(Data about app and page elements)
================

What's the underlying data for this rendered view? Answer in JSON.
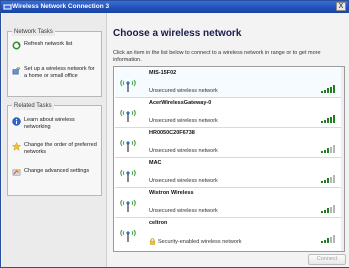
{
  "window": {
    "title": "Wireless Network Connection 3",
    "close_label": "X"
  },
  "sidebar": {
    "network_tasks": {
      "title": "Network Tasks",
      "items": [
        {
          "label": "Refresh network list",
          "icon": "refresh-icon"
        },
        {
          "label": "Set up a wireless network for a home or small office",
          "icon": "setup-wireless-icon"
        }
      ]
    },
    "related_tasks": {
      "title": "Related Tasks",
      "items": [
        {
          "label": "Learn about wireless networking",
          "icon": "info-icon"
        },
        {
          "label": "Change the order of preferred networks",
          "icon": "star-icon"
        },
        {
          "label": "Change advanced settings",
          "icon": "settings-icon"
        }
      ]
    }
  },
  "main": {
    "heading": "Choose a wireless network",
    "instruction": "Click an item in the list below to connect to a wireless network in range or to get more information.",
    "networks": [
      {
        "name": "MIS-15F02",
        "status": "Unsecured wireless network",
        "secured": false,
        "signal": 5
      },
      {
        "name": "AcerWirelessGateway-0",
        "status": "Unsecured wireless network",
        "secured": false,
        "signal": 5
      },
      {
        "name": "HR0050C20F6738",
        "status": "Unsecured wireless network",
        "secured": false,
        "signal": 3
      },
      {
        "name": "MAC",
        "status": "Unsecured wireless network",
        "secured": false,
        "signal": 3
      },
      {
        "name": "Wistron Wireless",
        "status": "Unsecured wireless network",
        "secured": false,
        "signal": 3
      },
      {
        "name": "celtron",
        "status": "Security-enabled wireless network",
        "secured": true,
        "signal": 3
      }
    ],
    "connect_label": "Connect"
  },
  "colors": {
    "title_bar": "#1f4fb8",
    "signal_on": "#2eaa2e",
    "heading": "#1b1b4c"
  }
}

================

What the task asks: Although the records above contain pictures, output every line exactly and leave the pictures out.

Result of this exercise:
What's the underlying data for this rendered view? Answer in JSON.
{
  "window": {
    "title": "Wireless Network Connection 3",
    "close_label": "X"
  },
  "sidebar": {
    "network_tasks": {
      "title": "Network Tasks",
      "items": [
        {
          "label": "Refresh network list",
          "icon": "refresh-icon"
        },
        {
          "label": "Set up a wireless network for a home or small office",
          "icon": "setup-wireless-icon"
        }
      ]
    },
    "related_tasks": {
      "title": "Related Tasks",
      "items": [
        {
          "label": "Learn about wireless networking",
          "icon": "info-icon"
        },
        {
          "label": "Change the order of preferred networks",
          "icon": "star-icon"
        },
        {
          "label": "Change advanced settings",
          "icon": "settings-icon"
        }
      ]
    }
  },
  "main": {
    "heading": "Choose a wireless network",
    "instruction": "Click an item in the list below to connect to a wireless network in range or to get more information.",
    "networks": [
      {
        "name": "MIS-15F02",
        "status": "Unsecured wireless network",
        "secured": false,
        "signal": 5
      },
      {
        "name": "AcerWirelessGateway-0",
        "status": "Unsecured wireless network",
        "secured": false,
        "signal": 5
      },
      {
        "name": "HR0050C20F6738",
        "status": "Unsecured wireless network",
        "secured": false,
        "signal": 3
      },
      {
        "name": "MAC",
        "status": "Unsecured wireless network",
        "secured": false,
        "signal": 3
      },
      {
        "name": "Wistron Wireless",
        "status": "Unsecured wireless network",
        "secured": false,
        "signal": 3
      },
      {
        "name": "celtron",
        "status": "Security-enabled wireless network",
        "secured": true,
        "signal": 3
      }
    ],
    "connect_label": "Connect"
  },
  "colors": {
    "title_bar": "#1f4fb8",
    "signal_on": "#2eaa2e",
    "heading": "#1b1b4c"
  }
}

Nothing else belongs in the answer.